**EXERCISE:** A full and exact copy of the listing that follows is needed.

**GIVEN RECORDS:**
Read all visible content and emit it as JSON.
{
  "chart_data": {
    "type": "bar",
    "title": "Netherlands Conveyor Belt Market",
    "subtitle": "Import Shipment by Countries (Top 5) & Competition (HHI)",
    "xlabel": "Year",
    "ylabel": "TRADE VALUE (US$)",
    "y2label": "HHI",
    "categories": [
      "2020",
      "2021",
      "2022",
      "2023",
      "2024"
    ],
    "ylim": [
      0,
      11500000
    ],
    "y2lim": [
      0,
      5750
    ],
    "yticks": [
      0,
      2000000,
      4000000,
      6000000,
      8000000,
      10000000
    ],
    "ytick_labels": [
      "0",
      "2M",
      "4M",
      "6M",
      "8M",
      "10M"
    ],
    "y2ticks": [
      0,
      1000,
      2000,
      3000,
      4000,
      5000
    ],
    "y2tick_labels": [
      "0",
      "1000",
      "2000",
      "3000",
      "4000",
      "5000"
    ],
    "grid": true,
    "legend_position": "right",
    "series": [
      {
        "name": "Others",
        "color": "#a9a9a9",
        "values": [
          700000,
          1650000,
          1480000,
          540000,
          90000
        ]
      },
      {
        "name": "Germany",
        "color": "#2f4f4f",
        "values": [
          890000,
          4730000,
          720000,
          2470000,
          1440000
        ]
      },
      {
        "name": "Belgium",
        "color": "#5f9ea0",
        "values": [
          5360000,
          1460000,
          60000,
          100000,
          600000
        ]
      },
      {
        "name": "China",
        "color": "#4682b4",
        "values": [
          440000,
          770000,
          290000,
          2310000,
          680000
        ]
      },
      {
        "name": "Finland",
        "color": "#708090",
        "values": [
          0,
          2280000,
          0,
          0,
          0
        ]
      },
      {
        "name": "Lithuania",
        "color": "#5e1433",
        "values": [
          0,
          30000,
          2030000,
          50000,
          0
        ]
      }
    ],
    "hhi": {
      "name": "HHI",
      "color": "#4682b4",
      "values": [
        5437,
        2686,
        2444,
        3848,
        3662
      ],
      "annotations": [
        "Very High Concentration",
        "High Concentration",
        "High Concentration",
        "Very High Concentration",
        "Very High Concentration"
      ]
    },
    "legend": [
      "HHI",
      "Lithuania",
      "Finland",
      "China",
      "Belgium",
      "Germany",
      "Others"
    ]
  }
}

**RESULT FOR THIS TASK:**
Read all visible content and emit it as JSON.
{
  "chart_data": {
    "type": "bar",
    "title": "Netherlands Conveyor Belt Market",
    "subtitle": "Import Shipment by Countries (Top 5) & Competition (HHI)",
    "xlabel": "Year",
    "ylabel": "TRADE VALUE (US$)",
    "y2label": "HHI",
    "categories": [
      "2020",
      "2021",
      "2022",
      "2023",
      "2024"
    ],
    "ylim": [
      0,
      11500000
    ],
    "y2lim": [
      0,
      5750
    ],
    "yticks": [
      0,
      2000000,
      4000000,
      6000000,
      8000000,
      10000000
    ],
    "ytick_labels": [
      "0",
      "2M",
      "4M",
      "6M",
      "8M",
      "10M"
    ],
    "y2ticks": [
      0,
      1000,
      2000,
      3000,
      4000,
      5000
    ],
    "y2tick_labels": [
      "0",
      "1000",
      "2000",
      "3000",
      "4000",
      "5000"
    ],
    "grid": true,
    "legend_position": "right",
    "series": [
      {
        "name": "Others",
        "color": "#a9a9a9",
        "values": [
          700000,
          1650000,
          1480000,
          540000,
          90000
        ]
      },
      {
        "name": "Germany",
        "color": "#2f4f4f",
        "values": [
          890000,
          4730000,
          720000,
          2470000,
          1440000
        ]
      },
      {
        "name": "Belgium",
        "color": "#5f9ea0",
        "values": [
          5360000,
          1460000,
          60000,
          100000,
          600000
        ]
      },
      {
        "name": "China",
        "color": "#4682b4",
        "values": [
          440000,
          770000,
          290000,
          2310000,
          680000
        ]
      },
      {
        "name": "Finland",
        "color": "#708090",
        "values": [
          0,
          2280000,
          0,
          0,
          0
        ]
      },
      {
        "name": "Lithuania",
        "color": "#5e1433",
        "values": [
          0,
          30000,
          2030000,
          50000,
          0
        ]
      }
    ],
    "hhi": {
      "name": "HHI",
      "color": "#4682b4",
      "values": [
        5437,
        2686,
        2444,
        3848,
        3662
      ],
      "annotations": [
        "Very High Concentration",
        "High Concentration",
        "High Concentration",
        "Very High Concentration",
        "Very High Concentration"
      ]
    },
    "legend": [
      "HHI",
      "Lithuania",
      "Finland",
      "China",
      "Belgium",
      "Germany",
      "Others"
    ]
  }
}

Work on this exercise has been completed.